In a case of first impression, the Superior Court of Pennsylvania in Conway v. Cutler Group, Inc., held that the implied warranty of habitability applies to a second or subsequent purchaser of a home. The Superior Court decision will allow the homeowners to proceed with their lawsuit against The David Cutler Group, Inc. in their claims that Cutler failed to properly install stucco on the home.
In Conway, a case which originated in the Bucks County Court of Common Pleas, the property owners who were the second owners discovered that water was infiltrating their home. Following an inspection, it was discovered that defects along the roof eave and wall junctures were improperly flashed. There was insufficient seal around expansion joints, a lack of expansion or control joints, and other defects relative to the stucco installation. The inspector recommended that the entire house be stripped of its stucco and replaced.

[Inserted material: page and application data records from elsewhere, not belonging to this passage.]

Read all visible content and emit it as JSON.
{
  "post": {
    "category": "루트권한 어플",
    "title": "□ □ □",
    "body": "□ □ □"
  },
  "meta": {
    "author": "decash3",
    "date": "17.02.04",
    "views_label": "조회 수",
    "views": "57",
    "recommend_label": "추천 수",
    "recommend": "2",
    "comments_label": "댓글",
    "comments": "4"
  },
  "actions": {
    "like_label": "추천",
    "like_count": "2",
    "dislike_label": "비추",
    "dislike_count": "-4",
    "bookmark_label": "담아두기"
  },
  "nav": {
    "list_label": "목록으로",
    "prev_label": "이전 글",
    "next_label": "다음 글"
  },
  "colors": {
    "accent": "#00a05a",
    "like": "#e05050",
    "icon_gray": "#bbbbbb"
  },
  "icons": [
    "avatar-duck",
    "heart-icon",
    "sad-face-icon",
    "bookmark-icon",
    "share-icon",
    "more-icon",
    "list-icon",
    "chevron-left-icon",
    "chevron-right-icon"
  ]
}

The homeowners filed a complaint against Cutler asserting a breach of the implied warranty of habitability. It had always been the law in Pennsylvania that the implied warranty of habitability only extended from the builder to the initial purchaser. Since the homeowners in this case were the subsequent owners of the home, Cutler asked the court to dismiss the complaint as a matter of law. The court granted Cutler’s preliminary objections, dismissed the complaint and the homeowners appealed to the Superior Court.

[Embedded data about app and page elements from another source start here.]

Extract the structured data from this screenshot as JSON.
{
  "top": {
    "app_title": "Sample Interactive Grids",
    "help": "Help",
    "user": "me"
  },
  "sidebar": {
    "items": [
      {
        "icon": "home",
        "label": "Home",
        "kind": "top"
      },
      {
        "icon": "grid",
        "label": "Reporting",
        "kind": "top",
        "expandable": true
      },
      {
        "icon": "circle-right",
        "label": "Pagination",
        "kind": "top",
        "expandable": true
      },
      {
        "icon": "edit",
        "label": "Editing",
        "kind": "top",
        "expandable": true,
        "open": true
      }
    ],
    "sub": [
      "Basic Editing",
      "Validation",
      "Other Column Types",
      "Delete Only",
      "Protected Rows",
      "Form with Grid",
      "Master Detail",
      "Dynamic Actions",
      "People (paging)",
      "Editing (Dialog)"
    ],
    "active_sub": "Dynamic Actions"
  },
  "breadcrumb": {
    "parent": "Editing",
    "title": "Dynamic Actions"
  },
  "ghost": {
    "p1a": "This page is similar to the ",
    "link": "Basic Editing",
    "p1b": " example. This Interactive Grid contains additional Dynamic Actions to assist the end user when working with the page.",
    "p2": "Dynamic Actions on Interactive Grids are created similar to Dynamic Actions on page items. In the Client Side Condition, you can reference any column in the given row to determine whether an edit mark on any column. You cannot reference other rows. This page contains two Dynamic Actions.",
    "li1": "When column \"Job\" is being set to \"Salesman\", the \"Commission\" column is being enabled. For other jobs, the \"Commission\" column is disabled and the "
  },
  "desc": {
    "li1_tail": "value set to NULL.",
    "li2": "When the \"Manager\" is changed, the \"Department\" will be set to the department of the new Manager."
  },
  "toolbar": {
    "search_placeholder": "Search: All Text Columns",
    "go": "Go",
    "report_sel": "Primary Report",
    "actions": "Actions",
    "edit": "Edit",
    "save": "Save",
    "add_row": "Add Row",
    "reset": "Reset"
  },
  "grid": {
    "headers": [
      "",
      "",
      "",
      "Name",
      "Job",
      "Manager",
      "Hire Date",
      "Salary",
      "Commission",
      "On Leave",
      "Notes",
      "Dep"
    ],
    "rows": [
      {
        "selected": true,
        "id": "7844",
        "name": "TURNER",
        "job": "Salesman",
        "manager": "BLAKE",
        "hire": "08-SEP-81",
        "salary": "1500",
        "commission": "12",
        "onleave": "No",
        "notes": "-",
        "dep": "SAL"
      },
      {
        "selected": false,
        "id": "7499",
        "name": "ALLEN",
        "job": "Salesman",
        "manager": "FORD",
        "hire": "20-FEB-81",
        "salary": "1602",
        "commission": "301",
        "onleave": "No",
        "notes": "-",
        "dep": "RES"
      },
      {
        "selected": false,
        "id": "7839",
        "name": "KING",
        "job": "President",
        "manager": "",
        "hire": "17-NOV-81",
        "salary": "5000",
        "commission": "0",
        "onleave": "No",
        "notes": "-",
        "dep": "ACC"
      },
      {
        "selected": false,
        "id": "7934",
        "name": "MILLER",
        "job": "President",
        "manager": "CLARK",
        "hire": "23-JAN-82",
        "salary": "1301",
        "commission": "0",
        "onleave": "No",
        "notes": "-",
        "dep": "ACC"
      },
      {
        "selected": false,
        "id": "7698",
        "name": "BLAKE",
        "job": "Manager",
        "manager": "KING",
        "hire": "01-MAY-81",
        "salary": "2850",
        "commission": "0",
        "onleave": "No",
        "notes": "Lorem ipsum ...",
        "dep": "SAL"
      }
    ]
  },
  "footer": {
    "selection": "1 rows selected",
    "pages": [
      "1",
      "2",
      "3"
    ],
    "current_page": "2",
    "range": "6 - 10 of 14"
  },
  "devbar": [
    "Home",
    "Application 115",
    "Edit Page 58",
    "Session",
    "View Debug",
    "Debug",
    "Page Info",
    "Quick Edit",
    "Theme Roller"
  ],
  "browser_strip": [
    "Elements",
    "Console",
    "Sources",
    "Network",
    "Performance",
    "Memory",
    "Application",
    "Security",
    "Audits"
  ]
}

The Superior Court determined that the implied warranty of habitability would apply to a subsequent purchaser. The implied warranty is designed to “equalize the disparate positions of the builder-vendor and the average home purchaser by safeguarding the reasonable expectations of the purchaser who is compelled to depend upon the builder-vendor’s greater manufacturing and marketing expertise.” As a matter of public policy, the implied warranty of habitability shifts the risk of hidden construction defects from the doctrine of buyer beware and makes it the responsibility of the builder. The court determined that since the warranty is based upon these public policy considerations, the contract between the builder and a subsequent purchaser is not necessary.
The court believes that a second or subsequent purchaser is entitled to the same assurances as the original purchaser that the home built by the builder is habitable. The court pointed out that if a hidden structural defect does not become apparent until a home is five years old, and the original purchaser no longer owns the home, the current homeowner should not be in a position where they cannot recover against the builder for that hidden defect. The simple fact that the home was sold should not relieve the builder of the responsibility to deliver a home free from hidden defects.
Despite the court’s holding, a plaintiff still has the burden to prove that the alleged defect was hidden, that it is attributable to the builder’s design or construction and affects the habitability of the home. In this case it remains to be seen whether the plaintiffs will be able to prove each of these elements, however, by this ruling, a complaint would no longer be dismissed at early stages of litigation based upon the fact that the plaintiff is a second or subsequent purchaser.
Both contractors and homeowners should be aware of this important change in construction law. The attorneys at Benner and Wild are experienced in representing both homeowners and builders in these types of claims and are prepared to discuss these issues with you.